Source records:
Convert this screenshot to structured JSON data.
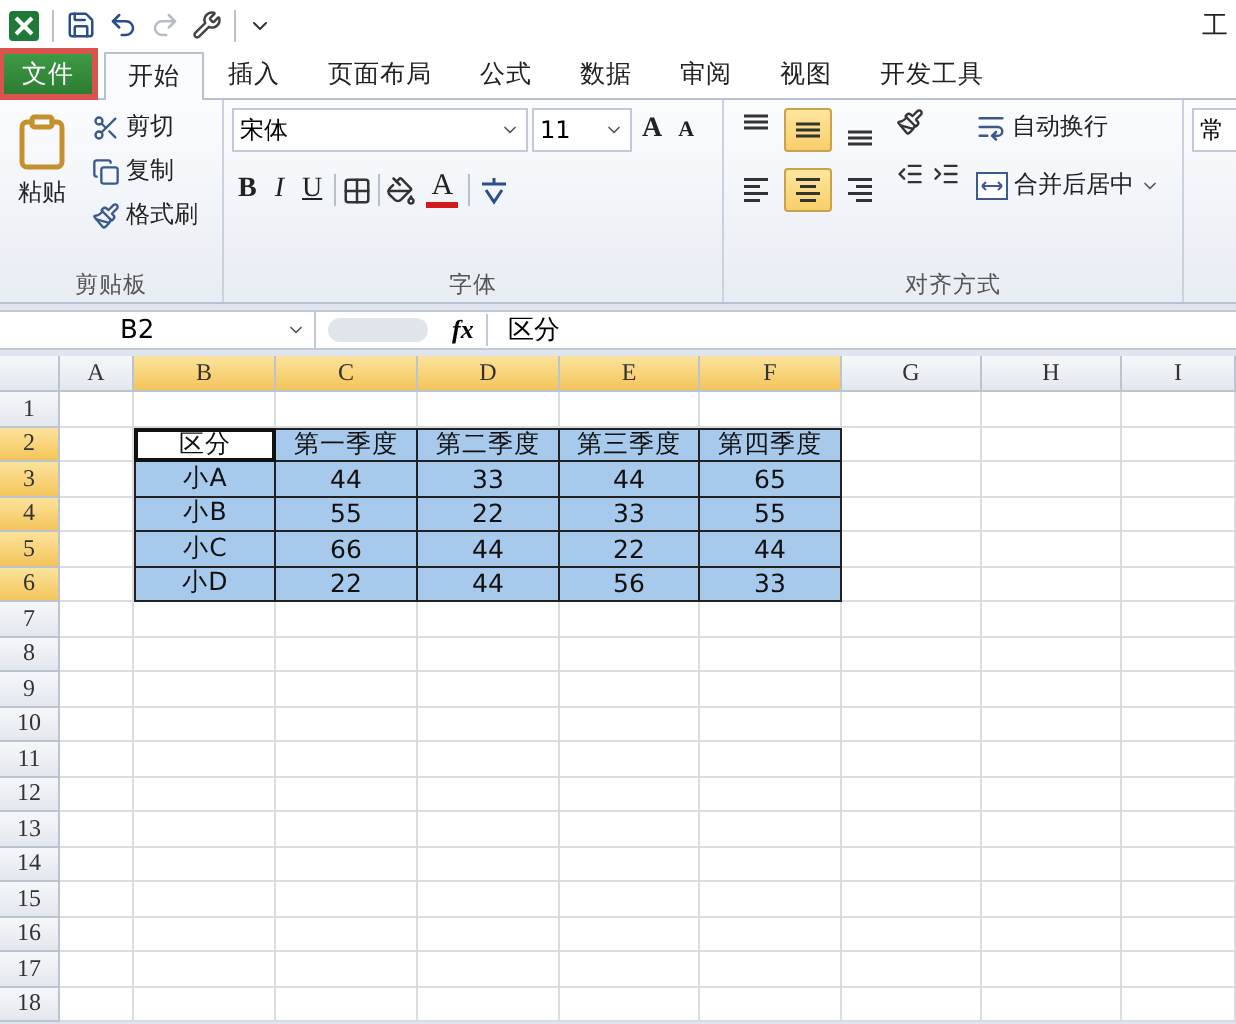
{
  "title_bar": {
    "title": "工"
  },
  "tabs": [
    {
      "label": "文件",
      "kind": "file",
      "selected": false,
      "highlighted": true
    },
    {
      "label": "开始",
      "kind": "tab",
      "selected": true,
      "highlighted": false
    },
    {
      "label": "插入",
      "kind": "tab",
      "selected": false,
      "highlighted": false
    },
    {
      "label": "页面布局",
      "kind": "tab",
      "selected": false,
      "highlighted": false
    },
    {
      "label": "公式",
      "kind": "tab",
      "selected": false,
      "highlighted": false
    },
    {
      "label": "数据",
      "kind": "tab",
      "selected": false,
      "highlighted": false
    },
    {
      "label": "审阅",
      "kind": "tab",
      "selected": false,
      "highlighted": false
    },
    {
      "label": "视图",
      "kind": "tab",
      "selected": false,
      "highlighted": false
    },
    {
      "label": "开发工具",
      "kind": "tab",
      "selected": false,
      "highlighted": false
    }
  ],
  "ribbon": {
    "clipboard": {
      "label": "剪贴板",
      "paste": "粘贴",
      "actions": [
        {
          "label": "剪切",
          "kind": "cut"
        },
        {
          "label": "复制",
          "kind": "copy"
        },
        {
          "label": "格式刷",
          "kind": "brush"
        }
      ]
    },
    "font": {
      "label": "字体",
      "font_name": "宋体",
      "font_size": "11",
      "grow": "A",
      "shrink": "A",
      "styles": [
        {
          "label": "B",
          "kind": "bold"
        },
        {
          "label": "I",
          "kind": "italic"
        },
        {
          "label": "U",
          "kind": "underline"
        }
      ],
      "font_color": "A"
    },
    "alignment": {
      "label": "对齐方式",
      "vertical": [
        {
          "kind": "top",
          "selected": false
        },
        {
          "kind": "middle",
          "selected": true
        },
        {
          "kind": "bottom",
          "selected": false
        }
      ],
      "horizontal": [
        {
          "kind": "left",
          "selected": false
        },
        {
          "kind": "center",
          "selected": true
        },
        {
          "kind": "right",
          "selected": false
        }
      ],
      "wrap": "自动换行",
      "merge": "合并后居中"
    },
    "number": {
      "format": "常"
    }
  },
  "formula_bar": {
    "name_box": "B2",
    "function_label": "fx",
    "content": "区分"
  },
  "columns": [
    {
      "label": "A",
      "selected": false
    },
    {
      "label": "B",
      "selected": true
    },
    {
      "label": "C",
      "selected": true
    },
    {
      "label": "D",
      "selected": true
    },
    {
      "label": "E",
      "selected": true
    },
    {
      "label": "F",
      "selected": true
    },
    {
      "label": "G",
      "selected": false
    },
    {
      "label": "H",
      "selected": false
    },
    {
      "label": "I",
      "selected": false
    }
  ],
  "rows": [
    {
      "label": "1",
      "selected": false
    },
    {
      "label": "2",
      "selected": true
    },
    {
      "label": "3",
      "selected": true
    },
    {
      "label": "4",
      "selected": true
    },
    {
      "label": "5",
      "selected": true
    },
    {
      "label": "6",
      "selected": true
    },
    {
      "label": "7",
      "selected": false
    },
    {
      "label": "8",
      "selected": false
    },
    {
      "label": "9",
      "selected": false
    },
    {
      "label": "10",
      "selected": false
    },
    {
      "label": "11",
      "selected": false
    },
    {
      "label": "12",
      "selected": false
    },
    {
      "label": "13",
      "selected": false
    },
    {
      "label": "14",
      "selected": false
    },
    {
      "label": "15",
      "selected": false
    },
    {
      "label": "16",
      "selected": false
    },
    {
      "label": "17",
      "selected": false
    },
    {
      "label": "18",
      "selected": false
    }
  ],
  "table": {
    "rows": [
      [
        {
          "text": "区分",
          "selected": true,
          "active": true
        },
        {
          "text": "第一季度",
          "selected": true,
          "active": false
        },
        {
          "text": "第二季度",
          "selected": true,
          "active": false
        },
        {
          "text": "第三季度",
          "selected": true,
          "active": false
        },
        {
          "text": "第四季度",
          "selected": true,
          "active": false
        }
      ],
      [
        {
          "text": "小A",
          "selected": true,
          "active": false
        },
        {
          "text": "44",
          "selected": true,
          "active": false
        },
        {
          "text": "33",
          "selected": true,
          "active": false
        },
        {
          "text": "44",
          "selected": true,
          "active": false
        },
        {
          "text": "65",
          "selected": true,
          "active": false
        }
      ],
      [
        {
          "text": "小B",
          "selected": true,
          "active": false
        },
        {
          "text": "55",
          "selected": true,
          "active": false
        },
        {
          "text": "22",
          "selected": true,
          "active": false
        },
        {
          "text": "33",
          "selected": true,
          "active": false
        },
        {
          "text": "55",
          "selected": true,
          "active": false
        }
      ],
      [
        {
          "text": "小C",
          "selected": true,
          "active": false
        },
        {
          "text": "66",
          "selected": true,
          "active": false
        },
        {
          "text": "44",
          "selected": true,
          "active": false
        },
        {
          "text": "22",
          "selected": true,
          "active": false
        },
        {
          "text": "44",
          "selected": true,
          "active": false
        }
      ],
      [
        {
          "text": "小D",
          "selected": true,
          "active": false
        },
        {
          "text": "22",
          "selected": true,
          "active": false
        },
        {
          "text": "44",
          "selected": true,
          "active": false
        },
        {
          "text": "56",
          "selected": true,
          "active": false
        },
        {
          "text": "33",
          "selected": true,
          "active": false
        }
      ]
    ]
  }
}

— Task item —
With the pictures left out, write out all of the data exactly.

— Finished exercise —
Convert this screenshot to structured JSON data.
{
  "title_bar": {
    "title": "工"
  },
  "tabs": [
    {
      "label": "文件",
      "kind": "file",
      "selected": false,
      "highlighted": true
    },
    {
      "label": "开始",
      "kind": "tab",
      "selected": true,
      "highlighted": false
    },
    {
      "label": "插入",
      "kind": "tab",
      "selected": false,
      "highlighted": false
    },
    {
      "label": "页面布局",
      "kind": "tab",
      "selected": false,
      "highlighted": false
    },
    {
      "label": "公式",
      "kind": "tab",
      "selected": false,
      "highlighted": false
    },
    {
      "label": "数据",
      "kind": "tab",
      "selected": false,
      "highlighted": false
    },
    {
      "label": "审阅",
      "kind": "tab",
      "selected": false,
      "highlighted": false
    },
    {
      "label": "视图",
      "kind": "tab",
      "selected": false,
      "highlighted": false
    },
    {
      "label": "开发工具",
      "kind": "tab",
      "selected": false,
      "highlighted": false
    }
  ],
  "ribbon": {
    "clipboard": {
      "label": "剪贴板",
      "paste": "粘贴",
      "actions": [
        {
          "label": "剪切",
          "kind": "cut"
        },
        {
          "label": "复制",
          "kind": "copy"
        },
        {
          "label": "格式刷",
          "kind": "brush"
        }
      ]
    },
    "font": {
      "label": "字体",
      "font_name": "宋体",
      "font_size": "11",
      "grow": "A",
      "shrink": "A",
      "styles": [
        {
          "label": "B",
          "kind": "bold"
        },
        {
          "label": "I",
          "kind": "italic"
        },
        {
          "label": "U",
          "kind": "underline"
        }
      ],
      "font_color": "A"
    },
    "alignment": {
      "label": "对齐方式",
      "vertical": [
        {
          "kind": "top",
          "selected": false
        },
        {
          "kind": "middle",
          "selected": true
        },
        {
          "kind": "bottom",
          "selected": false
        }
      ],
      "horizontal": [
        {
          "kind": "left",
          "selected": false
        },
        {
          "kind": "center",
          "selected": true
        },
        {
          "kind": "right",
          "selected": false
        }
      ],
      "wrap": "自动换行",
      "merge": "合并后居中"
    },
    "number": {
      "format": "常"
    }
  },
  "formula_bar": {
    "name_box": "B2",
    "function_label": "fx",
    "content": "区分"
  },
  "columns": [
    {
      "label": "A",
      "selected": false
    },
    {
      "label": "B",
      "selected": true
    },
    {
      "label": "C",
      "selected": true
    },
    {
      "label": "D",
      "selected": true
    },
    {
      "label": "E",
      "selected": true
    },
    {
      "label": "F",
      "selected": true
    },
    {
      "label": "G",
      "selected": false
    },
    {
      "label": "H",
      "selected": false
    },
    {
      "label": "I",
      "selected": false
    }
  ],
  "rows": [
    {
      "label": "1",
      "selected": false
    },
    {
      "label": "2",
      "selected": true
    },
    {
      "label": "3",
      "selected": true
    },
    {
      "label": "4",
      "selected": true
    },
    {
      "label": "5",
      "selected": true
    },
    {
      "label": "6",
      "selected": true
    },
    {
      "label": "7",
      "selected": false
    },
    {
      "label": "8",
      "selected": false
    },
    {
      "label": "9",
      "selected": false
    },
    {
      "label": "10",
      "selected": false
    },
    {
      "label": "11",
      "selected": false
    },
    {
      "label": "12",
      "selected": false
    },
    {
      "label": "13",
      "selected": false
    },
    {
      "label": "14",
      "selected": false
    },
    {
      "label": "15",
      "selected": false
    },
    {
      "label": "16",
      "selected": false
    },
    {
      "label": "17",
      "selected": false
    },
    {
      "label": "18",
      "selected": false
    }
  ],
  "table": {
    "rows": [
      [
        {
          "text": "区分",
          "selected": true,
          "active": true
        },
        {
          "text": "第一季度",
          "selected": true,
          "active": false
        },
        {
          "text": "第二季度",
          "selected": true,
          "active": false
        },
        {
          "text": "第三季度",
          "selected": true,
          "active": false
        },
        {
          "text": "第四季度",
          "selected": true,
          "active": false
        }
      ],
      [
        {
          "text": "小A",
          "selected": true,
          "active": false
        },
        {
          "text": "44",
          "selected": true,
          "active": false
        },
        {
          "text": "33",
          "selected": true,
          "active": false
        },
        {
          "text": "44",
          "selected": true,
          "active": false
        },
        {
          "text": "65",
          "selected": true,
          "active": false
        }
      ],
      [
        {
          "text": "小B",
          "selected": true,
          "active": false
        },
        {
          "text": "55",
          "selected": true,
          "active": false
        },
        {
          "text": "22",
          "selected": true,
          "active": false
        },
        {
          "text": "33",
          "selected": true,
          "active": false
        },
        {
          "text": "55",
          "selected": true,
          "active": false
        }
      ],
      [
        {
          "text": "小C",
          "selected": true,
          "active": false
        },
        {
          "text": "66",
          "selected": true,
          "active": false
        },
        {
          "text": "44",
          "selected": true,
          "active": false
        },
        {
          "text": "22",
          "selected": true,
          "active": false
        },
        {
          "text": "44",
          "selected": true,
          "active": false
        }
      ],
      [
        {
          "text": "小D",
          "selected": true,
          "active": false
        },
        {
          "text": "22",
          "selected": true,
          "active": false
        },
        {
          "text": "44",
          "selected": true,
          "active": false
        },
        {
          "text": "56",
          "selected": true,
          "active": false
        },
        {
          "text": "33",
          "selected": true,
          "active": false
        }
      ]
    ]
  }
}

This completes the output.